Swabian Period[edit]

News about the events that took place during the years of Swabian domination is lacking. The policy of centralization of power begun by Emperor Frederick II and his intolerance towards the barons suggest that in that period the house of Sannicandro was not granted to any feudal lord.

In 1242 the fort of Byzantine origin was completed by the Swabian emperor, who added the outside section in order to transform it into a fortified residential castle. An outer wall, 1.58 meters wide, surrounded, in fact, the perimeter of the manor, which was protected by a new moat. The north central Norman tower was demolished to allow the building of the great baronial palace, with three great mullioned windows, flanked and guarded by two massive towers. Into the wall, next to one of the towers, were hidden spaces for falconry, inaccessible and devoid of light, as the emperor had prescribed in the treatise "De arte venandi cum avibus". It was finally built a rescue underground tunnel which came out in the open countryside to Bitetto.

During the years of Swabian domination the castle consisted of nine towers.

Angevin Period[edit]

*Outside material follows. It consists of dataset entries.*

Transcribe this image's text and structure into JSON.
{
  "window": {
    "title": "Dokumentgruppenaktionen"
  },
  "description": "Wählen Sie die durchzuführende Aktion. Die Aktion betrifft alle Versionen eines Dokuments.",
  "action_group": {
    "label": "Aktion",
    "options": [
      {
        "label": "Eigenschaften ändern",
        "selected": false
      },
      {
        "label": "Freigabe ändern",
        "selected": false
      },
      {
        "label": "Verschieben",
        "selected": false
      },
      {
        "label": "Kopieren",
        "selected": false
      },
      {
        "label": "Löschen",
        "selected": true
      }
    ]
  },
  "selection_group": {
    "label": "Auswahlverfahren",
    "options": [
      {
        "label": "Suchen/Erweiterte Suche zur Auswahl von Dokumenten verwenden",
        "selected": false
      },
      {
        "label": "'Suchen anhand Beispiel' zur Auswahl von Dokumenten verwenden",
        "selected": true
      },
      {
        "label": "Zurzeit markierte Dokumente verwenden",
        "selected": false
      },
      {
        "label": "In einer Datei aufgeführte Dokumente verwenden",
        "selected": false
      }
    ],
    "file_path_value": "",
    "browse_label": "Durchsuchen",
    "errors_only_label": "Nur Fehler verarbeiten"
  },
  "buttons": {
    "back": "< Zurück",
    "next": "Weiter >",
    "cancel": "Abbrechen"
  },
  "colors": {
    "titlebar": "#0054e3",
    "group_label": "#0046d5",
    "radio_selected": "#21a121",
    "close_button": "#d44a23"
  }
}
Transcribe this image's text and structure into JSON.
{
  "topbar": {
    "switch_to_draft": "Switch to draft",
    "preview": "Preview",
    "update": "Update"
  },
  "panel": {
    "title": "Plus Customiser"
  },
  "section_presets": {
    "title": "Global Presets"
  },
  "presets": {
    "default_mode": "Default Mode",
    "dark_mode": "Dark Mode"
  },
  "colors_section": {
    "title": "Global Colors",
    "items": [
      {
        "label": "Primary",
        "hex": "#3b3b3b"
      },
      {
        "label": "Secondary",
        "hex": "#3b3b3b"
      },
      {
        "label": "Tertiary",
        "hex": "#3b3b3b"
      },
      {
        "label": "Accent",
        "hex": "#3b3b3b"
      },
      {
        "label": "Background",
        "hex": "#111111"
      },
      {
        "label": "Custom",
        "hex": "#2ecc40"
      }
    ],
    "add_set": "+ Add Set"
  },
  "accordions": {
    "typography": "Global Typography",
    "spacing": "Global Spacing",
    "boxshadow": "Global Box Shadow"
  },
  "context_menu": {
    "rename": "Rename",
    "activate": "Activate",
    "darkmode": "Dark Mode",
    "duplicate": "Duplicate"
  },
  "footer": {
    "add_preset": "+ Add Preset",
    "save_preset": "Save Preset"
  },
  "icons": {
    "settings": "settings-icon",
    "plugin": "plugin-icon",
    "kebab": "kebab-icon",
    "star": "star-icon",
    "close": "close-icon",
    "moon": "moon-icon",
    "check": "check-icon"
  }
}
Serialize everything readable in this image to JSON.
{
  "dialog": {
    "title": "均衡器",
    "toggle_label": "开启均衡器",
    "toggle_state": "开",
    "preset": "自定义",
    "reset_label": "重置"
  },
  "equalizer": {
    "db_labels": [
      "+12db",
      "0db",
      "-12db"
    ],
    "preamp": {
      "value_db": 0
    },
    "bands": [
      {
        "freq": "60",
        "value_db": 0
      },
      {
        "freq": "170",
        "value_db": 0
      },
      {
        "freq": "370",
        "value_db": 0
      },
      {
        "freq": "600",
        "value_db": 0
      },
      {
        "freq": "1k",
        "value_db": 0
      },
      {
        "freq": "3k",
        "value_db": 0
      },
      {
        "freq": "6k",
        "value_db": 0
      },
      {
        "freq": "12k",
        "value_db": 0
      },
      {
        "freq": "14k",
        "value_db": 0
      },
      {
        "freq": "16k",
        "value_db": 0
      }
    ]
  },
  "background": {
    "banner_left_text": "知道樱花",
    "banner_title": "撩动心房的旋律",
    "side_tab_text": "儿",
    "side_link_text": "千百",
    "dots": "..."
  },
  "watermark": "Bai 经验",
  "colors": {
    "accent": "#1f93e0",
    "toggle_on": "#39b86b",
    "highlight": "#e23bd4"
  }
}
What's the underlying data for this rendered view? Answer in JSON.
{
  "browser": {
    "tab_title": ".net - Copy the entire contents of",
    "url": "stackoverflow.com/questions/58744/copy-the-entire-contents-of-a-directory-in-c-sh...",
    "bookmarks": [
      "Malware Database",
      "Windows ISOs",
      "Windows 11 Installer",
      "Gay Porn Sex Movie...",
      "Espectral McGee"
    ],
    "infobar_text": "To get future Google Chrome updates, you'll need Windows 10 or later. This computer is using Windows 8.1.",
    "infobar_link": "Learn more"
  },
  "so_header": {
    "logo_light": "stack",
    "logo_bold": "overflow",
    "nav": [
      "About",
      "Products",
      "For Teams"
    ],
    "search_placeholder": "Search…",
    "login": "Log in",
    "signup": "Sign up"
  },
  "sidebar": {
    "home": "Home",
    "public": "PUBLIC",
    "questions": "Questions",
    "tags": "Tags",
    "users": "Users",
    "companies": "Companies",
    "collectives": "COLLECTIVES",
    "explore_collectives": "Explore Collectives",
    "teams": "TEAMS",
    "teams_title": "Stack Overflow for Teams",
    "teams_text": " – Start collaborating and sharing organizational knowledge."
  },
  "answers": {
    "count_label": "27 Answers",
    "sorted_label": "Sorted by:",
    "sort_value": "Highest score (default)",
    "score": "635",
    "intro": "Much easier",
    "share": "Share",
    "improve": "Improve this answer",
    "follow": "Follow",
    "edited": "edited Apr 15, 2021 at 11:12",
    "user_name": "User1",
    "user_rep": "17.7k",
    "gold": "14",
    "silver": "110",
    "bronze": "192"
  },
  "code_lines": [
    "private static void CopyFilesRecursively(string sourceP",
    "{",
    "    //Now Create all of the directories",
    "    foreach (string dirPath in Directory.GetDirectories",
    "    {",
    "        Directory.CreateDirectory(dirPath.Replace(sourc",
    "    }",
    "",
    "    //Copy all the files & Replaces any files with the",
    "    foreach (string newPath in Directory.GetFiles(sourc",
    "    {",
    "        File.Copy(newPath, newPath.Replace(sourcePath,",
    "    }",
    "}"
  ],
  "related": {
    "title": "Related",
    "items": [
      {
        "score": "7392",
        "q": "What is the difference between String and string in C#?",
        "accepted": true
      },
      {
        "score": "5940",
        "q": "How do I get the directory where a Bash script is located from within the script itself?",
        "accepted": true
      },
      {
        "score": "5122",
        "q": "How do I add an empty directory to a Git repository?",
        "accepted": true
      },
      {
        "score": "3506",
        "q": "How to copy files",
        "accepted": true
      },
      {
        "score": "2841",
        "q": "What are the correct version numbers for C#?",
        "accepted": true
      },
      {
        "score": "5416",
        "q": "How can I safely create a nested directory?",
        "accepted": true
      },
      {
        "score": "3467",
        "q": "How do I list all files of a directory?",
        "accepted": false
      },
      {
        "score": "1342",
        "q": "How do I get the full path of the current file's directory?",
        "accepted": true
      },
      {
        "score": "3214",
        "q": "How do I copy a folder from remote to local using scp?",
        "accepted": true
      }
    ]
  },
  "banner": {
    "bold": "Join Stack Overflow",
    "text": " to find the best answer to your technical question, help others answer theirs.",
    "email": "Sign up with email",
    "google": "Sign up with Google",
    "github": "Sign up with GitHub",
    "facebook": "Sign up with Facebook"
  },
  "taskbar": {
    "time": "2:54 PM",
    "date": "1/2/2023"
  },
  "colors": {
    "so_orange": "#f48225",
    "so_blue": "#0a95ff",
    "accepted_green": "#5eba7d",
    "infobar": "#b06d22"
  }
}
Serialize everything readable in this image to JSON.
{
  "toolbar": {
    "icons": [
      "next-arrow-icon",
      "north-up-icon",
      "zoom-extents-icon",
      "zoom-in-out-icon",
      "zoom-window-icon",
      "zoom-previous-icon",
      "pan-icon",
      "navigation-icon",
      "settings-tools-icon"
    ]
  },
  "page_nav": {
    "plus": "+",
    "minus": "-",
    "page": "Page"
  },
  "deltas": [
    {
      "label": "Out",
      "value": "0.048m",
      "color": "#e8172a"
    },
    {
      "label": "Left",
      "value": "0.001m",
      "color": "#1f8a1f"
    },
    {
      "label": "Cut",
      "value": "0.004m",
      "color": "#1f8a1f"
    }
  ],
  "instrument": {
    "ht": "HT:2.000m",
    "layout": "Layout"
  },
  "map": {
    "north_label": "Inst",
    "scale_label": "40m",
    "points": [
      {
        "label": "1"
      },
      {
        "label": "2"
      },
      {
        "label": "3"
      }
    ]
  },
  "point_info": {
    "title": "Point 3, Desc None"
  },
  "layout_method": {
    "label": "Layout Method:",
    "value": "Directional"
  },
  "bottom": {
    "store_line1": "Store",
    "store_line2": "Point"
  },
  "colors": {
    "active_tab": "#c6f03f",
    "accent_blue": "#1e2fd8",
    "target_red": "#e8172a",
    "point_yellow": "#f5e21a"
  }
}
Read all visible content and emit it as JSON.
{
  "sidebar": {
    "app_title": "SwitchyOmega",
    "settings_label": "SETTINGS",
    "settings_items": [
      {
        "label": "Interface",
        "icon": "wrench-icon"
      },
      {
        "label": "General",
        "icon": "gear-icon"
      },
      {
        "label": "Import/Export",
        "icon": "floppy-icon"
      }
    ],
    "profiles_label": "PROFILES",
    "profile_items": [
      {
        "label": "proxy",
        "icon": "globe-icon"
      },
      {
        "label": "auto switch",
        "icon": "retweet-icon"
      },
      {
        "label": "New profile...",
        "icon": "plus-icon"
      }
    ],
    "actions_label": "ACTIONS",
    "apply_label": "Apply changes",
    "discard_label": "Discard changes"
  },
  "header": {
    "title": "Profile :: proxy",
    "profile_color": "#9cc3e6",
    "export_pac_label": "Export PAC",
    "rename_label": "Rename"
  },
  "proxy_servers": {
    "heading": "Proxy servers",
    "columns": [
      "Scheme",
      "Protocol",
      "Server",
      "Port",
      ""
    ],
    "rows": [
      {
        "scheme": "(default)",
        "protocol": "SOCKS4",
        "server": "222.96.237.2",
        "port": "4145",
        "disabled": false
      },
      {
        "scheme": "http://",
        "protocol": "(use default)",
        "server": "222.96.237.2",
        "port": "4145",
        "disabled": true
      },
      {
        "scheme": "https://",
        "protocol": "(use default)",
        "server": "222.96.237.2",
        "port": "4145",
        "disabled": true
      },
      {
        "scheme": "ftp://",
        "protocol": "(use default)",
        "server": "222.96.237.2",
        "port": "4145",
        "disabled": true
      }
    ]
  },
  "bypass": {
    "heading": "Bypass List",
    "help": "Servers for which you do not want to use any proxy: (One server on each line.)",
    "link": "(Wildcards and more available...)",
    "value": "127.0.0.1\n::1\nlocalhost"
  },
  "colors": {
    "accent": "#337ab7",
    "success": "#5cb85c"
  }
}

The advent of the Angevin domination was decisive for the history of the country. It is said that Prince Charles I of Anjou, imprisoned in Sicily, had asked the protection of St. Nicholas of Bari, who, appearing, would have secured his release. Obtained its freedom and returned with the royal title in Naples, Charles II of Anjou wanted to remunerate the shrine of the saint, whose intercession he attributed its salvation, with broad incomes and the richest gifts. In 1304, by permission of the Angevin kings, the fief of Sannicandro passed, therefore, to the Basilica of Saint Nicholas of Bari and began a period of relative stability.

In those years, the castle was never occupied by Prior-Baron because they resided at the Royal Court of Naples. Was therefore used as a seat for the farm administration of the Barony and in some ground floor rooms were planted a grain mill and an oil mill.

The authority of the Prior-Barons of the Chapter of St. Nicholas of Bari lasted five centuries, until 1806, when it was published in the law of King Joseph Bonaparte that abolished the feudal system.

The feud was, therefore, subject to a common private property and the Chapter of the Real Chapter of Saint Nicholas came in the role of a simple user of real property.

Recent Times[edit]

The castle, which during the years of Nicholean administration had maintained its original lines, between 1806 and 1875 was brutally ruined. In fact, it emerged the problem of filling the void produced by the loss of feudal rights, and finding new sources of revenue for the maintenance of the Basilica of San Nicola and the Chapter. Therefore, the outer ring was opened with more doors and gates to obtain windows to be used as workshops, houses, barns and shops that provide income to the Nicholas Chapter. The gap was bridged, the underground tunnel blocked, the mullioned windows were defaced and turned into balconies. In 1951, the title passed by from the Prior of St. Nicholas of Bari to the Archbishop of Bari, and, with a public act of the 12 December 1967, the Municipality of Sannicandro di Bari, in the person of Mayor Prof. Nicola Casamassima, bought the castle for the paltry sum of 10,500,000 lire.

After a series of renovations, the castle is enjoyable in its splendour, for all those who wish to visit.